▶ **What the task requires**: Every line below must be copied as written, except for pictures.

▶ **Data in this exercise**:
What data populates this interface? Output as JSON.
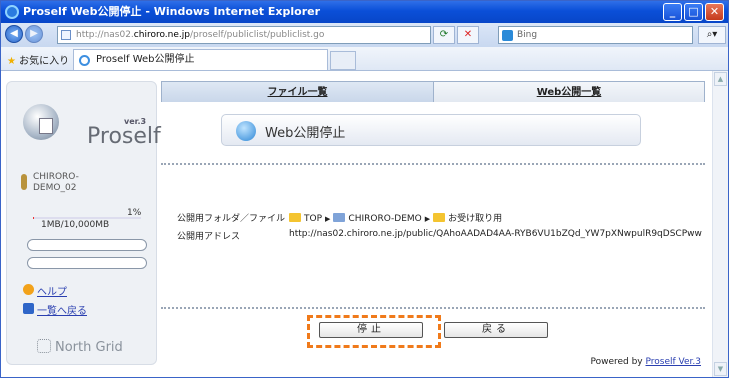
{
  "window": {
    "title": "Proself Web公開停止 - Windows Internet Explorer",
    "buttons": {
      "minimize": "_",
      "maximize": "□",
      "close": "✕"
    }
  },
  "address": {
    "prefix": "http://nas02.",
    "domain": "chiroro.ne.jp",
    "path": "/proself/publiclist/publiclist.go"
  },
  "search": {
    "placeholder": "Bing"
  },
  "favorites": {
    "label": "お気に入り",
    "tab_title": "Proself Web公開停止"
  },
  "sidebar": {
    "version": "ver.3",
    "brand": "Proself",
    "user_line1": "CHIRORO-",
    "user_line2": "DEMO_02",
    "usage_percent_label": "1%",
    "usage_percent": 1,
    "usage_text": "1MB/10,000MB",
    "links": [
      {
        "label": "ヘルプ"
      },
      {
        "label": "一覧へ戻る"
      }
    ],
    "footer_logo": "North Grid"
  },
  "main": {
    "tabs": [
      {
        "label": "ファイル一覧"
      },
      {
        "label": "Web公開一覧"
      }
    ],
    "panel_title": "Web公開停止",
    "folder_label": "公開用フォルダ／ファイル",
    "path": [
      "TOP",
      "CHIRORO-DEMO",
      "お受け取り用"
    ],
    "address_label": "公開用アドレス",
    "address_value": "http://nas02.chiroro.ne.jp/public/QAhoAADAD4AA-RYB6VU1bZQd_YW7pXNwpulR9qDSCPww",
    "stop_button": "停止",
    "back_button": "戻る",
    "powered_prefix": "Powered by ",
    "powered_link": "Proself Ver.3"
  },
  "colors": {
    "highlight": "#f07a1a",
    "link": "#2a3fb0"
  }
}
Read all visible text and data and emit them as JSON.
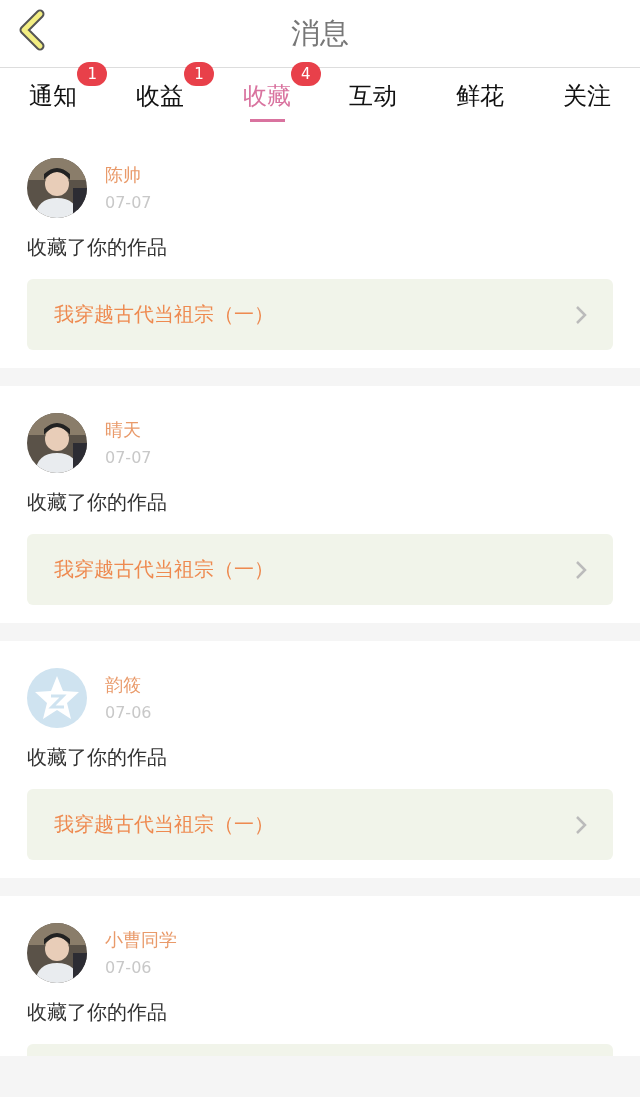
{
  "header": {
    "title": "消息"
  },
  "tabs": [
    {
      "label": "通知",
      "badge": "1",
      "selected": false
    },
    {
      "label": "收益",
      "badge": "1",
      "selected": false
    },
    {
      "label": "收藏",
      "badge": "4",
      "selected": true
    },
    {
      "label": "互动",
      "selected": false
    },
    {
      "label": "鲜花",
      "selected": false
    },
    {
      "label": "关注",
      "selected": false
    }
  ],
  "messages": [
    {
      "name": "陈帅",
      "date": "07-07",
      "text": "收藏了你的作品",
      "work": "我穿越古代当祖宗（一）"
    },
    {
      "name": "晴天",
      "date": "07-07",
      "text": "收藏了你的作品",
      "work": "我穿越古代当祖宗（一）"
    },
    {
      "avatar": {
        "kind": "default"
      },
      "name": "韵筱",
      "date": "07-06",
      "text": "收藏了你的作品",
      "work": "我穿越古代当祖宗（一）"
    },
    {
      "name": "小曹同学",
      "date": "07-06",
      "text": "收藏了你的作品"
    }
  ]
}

▶ **Task answer**:
What data populates this interface? Output as JSON.
{
  "window": {
    "title": "Proself Web公開停止 - Windows Internet Explorer",
    "buttons": {
      "minimize": "_",
      "maximize": "□",
      "close": "✕"
    }
  },
  "address": {
    "prefix": "http://nas02.",
    "domain": "chiroro.ne.jp",
    "path": "/proself/publiclist/publiclist.go"
  },
  "search": {
    "placeholder": "Bing"
  },
  "favorites": {
    "label": "お気に入り",
    "tab_title": "Proself Web公開停止"
  },
  "sidebar": {
    "version": "ver.3",
    "brand": "Proself",
    "user_line1": "CHIRORO-",
    "user_line2": "DEMO_02",
    "usage_percent_label": "1%",
    "usage_percent": 1,
    "usage_text": "1MB/10,000MB",
    "links": [
      {
        "label": "ヘルプ"
      },
      {
        "label": "一覧へ戻る"
      }
    ],
    "footer_logo": "North Grid"
  },
  "main": {
    "tabs": [
      {
        "label": "ファイル一覧"
      },
      {
        "label": "Web公開一覧"
      }
    ],
    "panel_title": "Web公開停止",
    "folder_label": "公開用フォルダ／ファイル",
    "path": [
      "TOP",
      "CHIRORO-DEMO",
      "お受け取り用"
    ],
    "address_label": "公開用アドレス",
    "address_value": "http://nas02.chiroro.ne.jp/public/QAhoAADAD4AA-RYB6VU1bZQd_YW7pXNwpulR9qDSCPww",
    "stop_button": "停止",
    "back_button": "戻る",
    "powered_prefix": "Powered by ",
    "powered_link": "Proself Ver.3"
  },
  "colors": {
    "highlight": "#f07a1a",
    "link": "#2a3fb0"
  }
}
Read all visible text and data and emit them as JSON.
{
  "header": {
    "title": "消息"
  },
  "tabs": [
    {
      "label": "通知",
      "badge": "1",
      "selected": false
    },
    {
      "label": "收益",
      "badge": "1",
      "selected": false
    },
    {
      "label": "收藏",
      "badge": "4",
      "selected": true
    },
    {
      "label": "互动",
      "selected": false
    },
    {
      "label": "鲜花",
      "selected": false
    },
    {
      "label": "关注",
      "selected": false
    }
  ],
  "messages": [
    {
      "name": "陈帅",
      "date": "07-07",
      "text": "收藏了你的作品",
      "work": "我穿越古代当祖宗（一）"
    },
    {
      "name": "晴天",
      "date": "07-07",
      "text": "收藏了你的作品",
      "work": "我穿越古代当祖宗（一）"
    },
    {
      "avatar": {
        "kind": "default"
      },
      "name": "韵筱",
      "date": "07-06",
      "text": "收藏了你的作品",
      "work": "我穿越古代当祖宗（一）"
    },
    {
      "name": "小曹同学",
      "date": "07-06",
      "text": "收藏了你的作品"
    }
  ]
}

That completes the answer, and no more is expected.